#### How to complete this task
Look through the records below for the word "accent". Report how many lines have it, and only that number.

---------- Available data

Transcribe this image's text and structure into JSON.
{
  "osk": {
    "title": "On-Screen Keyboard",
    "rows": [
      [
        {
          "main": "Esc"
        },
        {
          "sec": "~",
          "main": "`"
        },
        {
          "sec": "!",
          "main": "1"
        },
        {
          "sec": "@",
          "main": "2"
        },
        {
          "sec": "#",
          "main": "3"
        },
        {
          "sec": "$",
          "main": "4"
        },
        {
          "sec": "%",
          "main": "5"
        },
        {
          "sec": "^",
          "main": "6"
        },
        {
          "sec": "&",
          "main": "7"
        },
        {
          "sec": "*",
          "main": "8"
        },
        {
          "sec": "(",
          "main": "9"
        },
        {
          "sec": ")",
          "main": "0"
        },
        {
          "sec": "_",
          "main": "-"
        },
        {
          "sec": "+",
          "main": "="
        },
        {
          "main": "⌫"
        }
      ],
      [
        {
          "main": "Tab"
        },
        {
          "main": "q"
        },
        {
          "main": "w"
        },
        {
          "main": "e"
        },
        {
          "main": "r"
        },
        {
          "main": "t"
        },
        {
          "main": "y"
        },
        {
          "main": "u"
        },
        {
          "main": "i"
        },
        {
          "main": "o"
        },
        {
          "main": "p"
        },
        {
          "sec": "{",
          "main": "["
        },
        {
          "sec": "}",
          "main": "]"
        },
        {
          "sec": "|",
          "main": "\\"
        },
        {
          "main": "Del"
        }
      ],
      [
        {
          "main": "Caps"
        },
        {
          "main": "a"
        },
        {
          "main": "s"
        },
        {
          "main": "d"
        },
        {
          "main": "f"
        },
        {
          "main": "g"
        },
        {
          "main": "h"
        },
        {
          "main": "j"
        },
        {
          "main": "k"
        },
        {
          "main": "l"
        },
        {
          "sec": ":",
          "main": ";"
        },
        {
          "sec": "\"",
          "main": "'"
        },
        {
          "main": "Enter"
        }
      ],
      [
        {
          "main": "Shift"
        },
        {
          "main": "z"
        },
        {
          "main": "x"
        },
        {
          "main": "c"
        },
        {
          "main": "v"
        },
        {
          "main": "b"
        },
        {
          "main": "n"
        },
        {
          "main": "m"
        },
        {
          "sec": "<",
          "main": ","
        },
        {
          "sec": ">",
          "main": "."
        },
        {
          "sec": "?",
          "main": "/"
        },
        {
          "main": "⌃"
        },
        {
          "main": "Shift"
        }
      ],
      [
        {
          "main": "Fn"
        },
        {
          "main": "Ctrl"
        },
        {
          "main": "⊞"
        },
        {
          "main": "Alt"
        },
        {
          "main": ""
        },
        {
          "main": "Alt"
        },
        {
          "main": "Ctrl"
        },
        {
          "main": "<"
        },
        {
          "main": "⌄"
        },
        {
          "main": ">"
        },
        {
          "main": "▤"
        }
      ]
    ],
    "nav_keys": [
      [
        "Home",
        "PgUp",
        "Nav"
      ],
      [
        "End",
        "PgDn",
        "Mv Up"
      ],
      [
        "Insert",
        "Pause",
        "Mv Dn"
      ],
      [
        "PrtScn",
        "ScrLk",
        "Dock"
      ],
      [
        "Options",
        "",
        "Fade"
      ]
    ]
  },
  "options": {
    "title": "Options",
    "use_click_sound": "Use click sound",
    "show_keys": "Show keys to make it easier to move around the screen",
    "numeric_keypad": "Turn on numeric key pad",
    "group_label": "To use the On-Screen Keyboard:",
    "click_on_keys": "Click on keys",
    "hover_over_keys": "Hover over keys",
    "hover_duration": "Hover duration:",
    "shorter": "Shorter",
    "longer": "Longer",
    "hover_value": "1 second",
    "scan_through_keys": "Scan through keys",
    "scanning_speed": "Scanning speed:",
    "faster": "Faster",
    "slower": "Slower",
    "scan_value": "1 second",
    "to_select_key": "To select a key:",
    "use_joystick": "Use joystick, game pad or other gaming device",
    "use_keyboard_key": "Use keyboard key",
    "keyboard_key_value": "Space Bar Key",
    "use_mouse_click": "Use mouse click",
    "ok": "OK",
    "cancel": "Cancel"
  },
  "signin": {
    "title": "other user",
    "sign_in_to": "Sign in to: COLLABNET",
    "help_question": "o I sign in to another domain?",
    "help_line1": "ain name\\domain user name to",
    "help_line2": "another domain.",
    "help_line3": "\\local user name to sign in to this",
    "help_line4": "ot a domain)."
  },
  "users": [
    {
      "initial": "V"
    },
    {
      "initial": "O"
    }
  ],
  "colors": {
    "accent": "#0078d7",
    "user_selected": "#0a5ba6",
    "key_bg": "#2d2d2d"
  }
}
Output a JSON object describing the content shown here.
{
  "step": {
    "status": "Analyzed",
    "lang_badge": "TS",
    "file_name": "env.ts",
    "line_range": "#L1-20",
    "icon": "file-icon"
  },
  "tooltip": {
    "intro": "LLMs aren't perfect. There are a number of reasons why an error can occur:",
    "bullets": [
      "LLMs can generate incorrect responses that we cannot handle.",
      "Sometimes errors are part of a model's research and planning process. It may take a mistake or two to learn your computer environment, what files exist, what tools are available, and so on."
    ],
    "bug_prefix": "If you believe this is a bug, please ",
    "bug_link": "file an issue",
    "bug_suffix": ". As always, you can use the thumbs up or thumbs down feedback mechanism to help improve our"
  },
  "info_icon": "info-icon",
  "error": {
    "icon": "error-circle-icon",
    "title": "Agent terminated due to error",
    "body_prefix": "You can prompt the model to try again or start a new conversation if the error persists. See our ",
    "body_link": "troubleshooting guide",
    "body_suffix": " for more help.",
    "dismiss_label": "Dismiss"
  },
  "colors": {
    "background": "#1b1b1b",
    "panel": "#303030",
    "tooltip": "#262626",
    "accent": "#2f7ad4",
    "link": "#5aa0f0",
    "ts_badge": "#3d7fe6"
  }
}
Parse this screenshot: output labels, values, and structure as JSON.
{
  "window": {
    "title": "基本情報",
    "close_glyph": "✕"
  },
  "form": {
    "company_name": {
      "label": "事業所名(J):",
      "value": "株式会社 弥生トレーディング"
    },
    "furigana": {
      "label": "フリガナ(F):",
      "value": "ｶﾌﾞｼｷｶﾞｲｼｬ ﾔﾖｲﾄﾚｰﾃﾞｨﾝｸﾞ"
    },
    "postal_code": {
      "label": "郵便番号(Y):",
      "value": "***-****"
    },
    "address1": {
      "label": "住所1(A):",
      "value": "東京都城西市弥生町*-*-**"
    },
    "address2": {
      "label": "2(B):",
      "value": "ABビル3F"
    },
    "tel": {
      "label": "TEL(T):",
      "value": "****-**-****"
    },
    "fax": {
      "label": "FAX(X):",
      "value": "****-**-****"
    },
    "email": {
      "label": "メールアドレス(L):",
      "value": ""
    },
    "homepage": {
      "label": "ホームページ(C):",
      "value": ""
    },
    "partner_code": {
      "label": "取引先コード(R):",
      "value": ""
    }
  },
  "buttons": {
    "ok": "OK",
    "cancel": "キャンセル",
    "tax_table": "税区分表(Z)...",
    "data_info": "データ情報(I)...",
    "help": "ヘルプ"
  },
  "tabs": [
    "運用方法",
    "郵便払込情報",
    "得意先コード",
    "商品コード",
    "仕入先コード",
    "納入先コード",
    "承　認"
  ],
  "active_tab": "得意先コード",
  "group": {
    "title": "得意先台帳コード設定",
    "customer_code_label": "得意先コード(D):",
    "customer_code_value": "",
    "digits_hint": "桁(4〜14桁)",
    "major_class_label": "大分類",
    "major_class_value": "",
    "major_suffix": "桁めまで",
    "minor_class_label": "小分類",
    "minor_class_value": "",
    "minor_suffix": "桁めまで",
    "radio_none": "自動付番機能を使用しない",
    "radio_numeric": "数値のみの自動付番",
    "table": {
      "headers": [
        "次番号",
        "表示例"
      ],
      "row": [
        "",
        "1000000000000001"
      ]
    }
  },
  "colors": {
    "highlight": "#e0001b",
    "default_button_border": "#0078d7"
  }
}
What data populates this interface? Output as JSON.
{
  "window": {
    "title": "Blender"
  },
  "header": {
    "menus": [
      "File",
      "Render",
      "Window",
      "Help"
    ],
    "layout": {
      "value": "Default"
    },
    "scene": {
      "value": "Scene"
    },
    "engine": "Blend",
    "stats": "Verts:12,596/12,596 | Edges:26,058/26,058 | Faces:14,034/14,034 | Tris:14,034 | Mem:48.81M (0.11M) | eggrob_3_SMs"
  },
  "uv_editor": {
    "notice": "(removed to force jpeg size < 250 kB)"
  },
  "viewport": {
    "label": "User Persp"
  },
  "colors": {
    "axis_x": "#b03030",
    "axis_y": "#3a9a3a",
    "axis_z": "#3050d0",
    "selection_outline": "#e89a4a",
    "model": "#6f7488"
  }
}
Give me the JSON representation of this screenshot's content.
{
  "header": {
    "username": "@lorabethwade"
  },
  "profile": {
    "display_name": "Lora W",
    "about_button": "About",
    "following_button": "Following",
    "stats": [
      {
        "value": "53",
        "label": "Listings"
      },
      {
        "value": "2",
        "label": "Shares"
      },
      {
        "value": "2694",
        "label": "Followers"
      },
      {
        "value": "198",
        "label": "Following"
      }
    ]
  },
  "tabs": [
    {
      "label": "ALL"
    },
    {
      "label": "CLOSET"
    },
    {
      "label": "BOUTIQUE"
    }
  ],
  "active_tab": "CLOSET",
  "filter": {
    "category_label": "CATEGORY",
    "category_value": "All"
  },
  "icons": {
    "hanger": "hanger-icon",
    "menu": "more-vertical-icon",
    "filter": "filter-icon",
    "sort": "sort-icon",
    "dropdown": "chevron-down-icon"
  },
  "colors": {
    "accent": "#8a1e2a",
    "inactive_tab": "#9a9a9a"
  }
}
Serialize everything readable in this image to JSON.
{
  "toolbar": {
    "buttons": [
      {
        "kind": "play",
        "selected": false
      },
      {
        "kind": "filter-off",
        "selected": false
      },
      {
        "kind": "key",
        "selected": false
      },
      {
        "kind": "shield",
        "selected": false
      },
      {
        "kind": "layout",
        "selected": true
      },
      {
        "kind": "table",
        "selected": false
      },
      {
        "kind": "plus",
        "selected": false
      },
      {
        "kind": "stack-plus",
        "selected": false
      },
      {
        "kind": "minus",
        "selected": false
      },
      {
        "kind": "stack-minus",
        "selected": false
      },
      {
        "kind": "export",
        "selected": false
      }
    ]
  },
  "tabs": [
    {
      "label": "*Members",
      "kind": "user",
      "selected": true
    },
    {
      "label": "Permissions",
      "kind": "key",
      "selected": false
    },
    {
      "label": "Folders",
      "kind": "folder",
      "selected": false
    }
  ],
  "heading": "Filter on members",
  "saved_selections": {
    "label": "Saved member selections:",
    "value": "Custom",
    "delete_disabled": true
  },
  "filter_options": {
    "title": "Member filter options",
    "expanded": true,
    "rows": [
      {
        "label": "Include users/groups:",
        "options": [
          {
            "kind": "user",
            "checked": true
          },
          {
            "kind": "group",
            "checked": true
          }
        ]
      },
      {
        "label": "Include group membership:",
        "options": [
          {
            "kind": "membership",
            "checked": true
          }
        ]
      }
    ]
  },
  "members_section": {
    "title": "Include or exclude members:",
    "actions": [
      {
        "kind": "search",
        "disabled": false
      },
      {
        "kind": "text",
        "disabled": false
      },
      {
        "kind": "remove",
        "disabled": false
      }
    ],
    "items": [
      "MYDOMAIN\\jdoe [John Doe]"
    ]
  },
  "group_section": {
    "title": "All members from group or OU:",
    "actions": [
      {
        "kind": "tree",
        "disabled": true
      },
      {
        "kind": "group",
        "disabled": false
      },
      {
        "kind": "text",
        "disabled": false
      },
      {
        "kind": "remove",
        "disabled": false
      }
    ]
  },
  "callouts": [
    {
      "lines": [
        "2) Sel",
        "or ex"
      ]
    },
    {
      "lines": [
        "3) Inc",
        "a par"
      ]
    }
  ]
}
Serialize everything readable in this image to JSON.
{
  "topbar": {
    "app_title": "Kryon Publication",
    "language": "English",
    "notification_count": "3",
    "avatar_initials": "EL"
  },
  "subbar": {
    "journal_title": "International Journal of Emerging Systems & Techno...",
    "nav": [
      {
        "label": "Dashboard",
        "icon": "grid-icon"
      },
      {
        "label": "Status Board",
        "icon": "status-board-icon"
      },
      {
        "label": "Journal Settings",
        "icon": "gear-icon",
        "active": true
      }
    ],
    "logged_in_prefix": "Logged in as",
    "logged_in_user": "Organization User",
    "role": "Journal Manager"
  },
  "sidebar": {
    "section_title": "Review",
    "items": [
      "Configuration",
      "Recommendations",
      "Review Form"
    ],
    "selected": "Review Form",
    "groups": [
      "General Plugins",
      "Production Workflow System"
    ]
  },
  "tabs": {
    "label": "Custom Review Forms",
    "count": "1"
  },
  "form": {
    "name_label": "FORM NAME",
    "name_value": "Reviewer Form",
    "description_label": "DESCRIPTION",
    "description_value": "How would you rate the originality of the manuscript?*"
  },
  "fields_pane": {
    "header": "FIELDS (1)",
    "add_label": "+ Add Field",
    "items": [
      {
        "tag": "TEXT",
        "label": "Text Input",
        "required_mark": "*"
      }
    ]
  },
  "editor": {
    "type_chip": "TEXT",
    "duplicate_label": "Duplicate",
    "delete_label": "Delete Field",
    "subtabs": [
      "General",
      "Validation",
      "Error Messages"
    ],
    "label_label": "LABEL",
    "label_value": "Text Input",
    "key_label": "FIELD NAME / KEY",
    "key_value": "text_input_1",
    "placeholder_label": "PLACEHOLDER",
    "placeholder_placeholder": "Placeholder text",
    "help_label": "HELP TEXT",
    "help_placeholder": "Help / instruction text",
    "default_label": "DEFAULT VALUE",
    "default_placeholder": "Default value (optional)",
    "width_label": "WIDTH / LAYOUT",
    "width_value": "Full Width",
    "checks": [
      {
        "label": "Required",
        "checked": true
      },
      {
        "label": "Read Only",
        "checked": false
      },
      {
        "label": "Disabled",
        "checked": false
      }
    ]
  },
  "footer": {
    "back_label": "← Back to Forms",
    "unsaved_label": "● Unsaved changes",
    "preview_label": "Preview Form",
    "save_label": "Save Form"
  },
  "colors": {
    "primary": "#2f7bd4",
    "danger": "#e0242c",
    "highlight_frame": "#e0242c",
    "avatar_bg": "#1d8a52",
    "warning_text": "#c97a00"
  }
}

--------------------

#### Task response
3